**RECORD EXTRACTS**.
....

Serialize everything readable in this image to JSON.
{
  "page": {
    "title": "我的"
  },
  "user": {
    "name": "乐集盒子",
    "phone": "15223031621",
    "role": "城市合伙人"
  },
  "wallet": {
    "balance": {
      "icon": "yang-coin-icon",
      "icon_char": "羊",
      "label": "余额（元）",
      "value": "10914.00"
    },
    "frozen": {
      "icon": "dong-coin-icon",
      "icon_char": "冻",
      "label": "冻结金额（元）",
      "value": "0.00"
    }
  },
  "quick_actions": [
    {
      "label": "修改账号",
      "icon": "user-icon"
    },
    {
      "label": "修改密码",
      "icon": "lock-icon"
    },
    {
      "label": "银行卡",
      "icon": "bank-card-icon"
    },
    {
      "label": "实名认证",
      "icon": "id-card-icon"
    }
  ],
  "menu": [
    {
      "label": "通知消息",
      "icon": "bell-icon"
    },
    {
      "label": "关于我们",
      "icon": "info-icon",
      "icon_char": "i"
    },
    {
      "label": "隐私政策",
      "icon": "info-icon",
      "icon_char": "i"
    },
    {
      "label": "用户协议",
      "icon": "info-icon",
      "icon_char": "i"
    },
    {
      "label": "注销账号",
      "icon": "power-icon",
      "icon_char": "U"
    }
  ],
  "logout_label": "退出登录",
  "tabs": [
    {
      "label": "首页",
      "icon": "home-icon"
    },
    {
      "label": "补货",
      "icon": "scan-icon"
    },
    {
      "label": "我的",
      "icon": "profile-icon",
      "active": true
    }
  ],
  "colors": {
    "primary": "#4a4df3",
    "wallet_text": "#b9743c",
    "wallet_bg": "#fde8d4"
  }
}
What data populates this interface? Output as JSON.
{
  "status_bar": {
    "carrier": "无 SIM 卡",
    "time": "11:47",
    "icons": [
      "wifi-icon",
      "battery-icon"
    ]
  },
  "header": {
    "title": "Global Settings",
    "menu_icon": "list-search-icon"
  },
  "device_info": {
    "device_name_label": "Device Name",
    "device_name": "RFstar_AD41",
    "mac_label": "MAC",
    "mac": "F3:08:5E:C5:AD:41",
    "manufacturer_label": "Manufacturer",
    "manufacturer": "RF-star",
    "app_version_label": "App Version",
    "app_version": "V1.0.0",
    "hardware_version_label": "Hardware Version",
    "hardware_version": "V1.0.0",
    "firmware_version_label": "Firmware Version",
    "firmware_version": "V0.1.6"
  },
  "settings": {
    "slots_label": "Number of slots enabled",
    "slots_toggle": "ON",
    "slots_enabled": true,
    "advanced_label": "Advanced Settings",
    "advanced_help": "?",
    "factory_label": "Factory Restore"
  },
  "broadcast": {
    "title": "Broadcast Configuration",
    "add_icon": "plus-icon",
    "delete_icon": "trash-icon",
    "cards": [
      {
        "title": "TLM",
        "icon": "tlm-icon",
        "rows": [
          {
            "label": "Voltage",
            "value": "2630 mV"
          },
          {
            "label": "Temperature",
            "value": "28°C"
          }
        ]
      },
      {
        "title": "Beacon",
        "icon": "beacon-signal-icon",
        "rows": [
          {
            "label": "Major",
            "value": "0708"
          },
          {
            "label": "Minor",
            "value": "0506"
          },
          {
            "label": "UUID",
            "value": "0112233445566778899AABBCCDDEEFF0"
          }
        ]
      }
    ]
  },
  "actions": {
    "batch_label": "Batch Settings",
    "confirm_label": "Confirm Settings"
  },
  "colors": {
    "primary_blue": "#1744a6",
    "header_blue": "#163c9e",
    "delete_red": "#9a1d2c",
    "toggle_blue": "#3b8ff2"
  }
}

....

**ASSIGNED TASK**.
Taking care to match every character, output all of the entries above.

**ANSWER BELOW**.
Serialize everything readable in this image to JSON.
{
  "page": {
    "title": "我的"
  },
  "user": {
    "name": "乐集盒子",
    "phone": "15223031621",
    "role": "城市合伙人"
  },
  "wallet": {
    "balance": {
      "icon": "yang-coin-icon",
      "icon_char": "羊",
      "label": "余额（元）",
      "value": "10914.00"
    },
    "frozen": {
      "icon": "dong-coin-icon",
      "icon_char": "冻",
      "label": "冻结金额（元）",
      "value": "0.00"
    }
  },
  "quick_actions": [
    {
      "label": "修改账号",
      "icon": "user-icon"
    },
    {
      "label": "修改密码",
      "icon": "lock-icon"
    },
    {
      "label": "银行卡",
      "icon": "bank-card-icon"
    },
    {
      "label": "实名认证",
      "icon": "id-card-icon"
    }
  ],
  "menu": [
    {
      "label": "通知消息",
      "icon": "bell-icon"
    },
    {
      "label": "关于我们",
      "icon": "info-icon",
      "icon_char": "i"
    },
    {
      "label": "隐私政策",
      "icon": "info-icon",
      "icon_char": "i"
    },
    {
      "label": "用户协议",
      "icon": "info-icon",
      "icon_char": "i"
    },
    {
      "label": "注销账号",
      "icon": "power-icon",
      "icon_char": "U"
    }
  ],
  "logout_label": "退出登录",
  "tabs": [
    {
      "label": "首页",
      "icon": "home-icon"
    },
    {
      "label": "补货",
      "icon": "scan-icon"
    },
    {
      "label": "我的",
      "icon": "profile-icon",
      "active": true
    }
  ],
  "colors": {
    "primary": "#4a4df3",
    "wallet_text": "#b9743c",
    "wallet_bg": "#fde8d4"
  }
}
What data populates this interface? Output as JSON.
{
  "status_bar": {
    "carrier": "无 SIM 卡",
    "time": "11:47",
    "icons": [
      "wifi-icon",
      "battery-icon"
    ]
  },
  "header": {
    "title": "Global Settings",
    "menu_icon": "list-search-icon"
  },
  "device_info": {
    "device_name_label": "Device Name",
    "device_name": "RFstar_AD41",
    "mac_label": "MAC",
    "mac": "F3:08:5E:C5:AD:41",
    "manufacturer_label": "Manufacturer",
    "manufacturer": "RF-star",
    "app_version_label": "App Version",
    "app_version": "V1.0.0",
    "hardware_version_label": "Hardware Version",
    "hardware_version": "V1.0.0",
    "firmware_version_label": "Firmware Version",
    "firmware_version": "V0.1.6"
  },
  "settings": {
    "slots_label": "Number of slots enabled",
    "slots_toggle": "ON",
    "slots_enabled": true,
    "advanced_label": "Advanced Settings",
    "advanced_help": "?",
    "factory_label": "Factory Restore"
  },
  "broadcast": {
    "title": "Broadcast Configuration",
    "add_icon": "plus-icon",
    "delete_icon": "trash-icon",
    "cards": [
      {
        "title": "TLM",
        "icon": "tlm-icon",
        "rows": [
          {
            "label": "Voltage",
            "value": "2630 mV"
          },
          {
            "label": "Temperature",
            "value": "28°C"
          }
        ]
      },
      {
        "title": "Beacon",
        "icon": "beacon-signal-icon",
        "rows": [
          {
            "label": "Major",
            "value": "0708"
          },
          {
            "label": "Minor",
            "value": "0506"
          },
          {
            "label": "UUID",
            "value": "0112233445566778899AABBCCDDEEFF0"
          }
        ]
      }
    ]
  },
  "actions": {
    "batch_label": "Batch Settings",
    "confirm_label": "Confirm Settings"
  },
  "colors": {
    "primary_blue": "#1744a6",
    "header_blue": "#163c9e",
    "delete_red": "#9a1d2c",
    "toggle_blue": "#3b8ff2"
  }
}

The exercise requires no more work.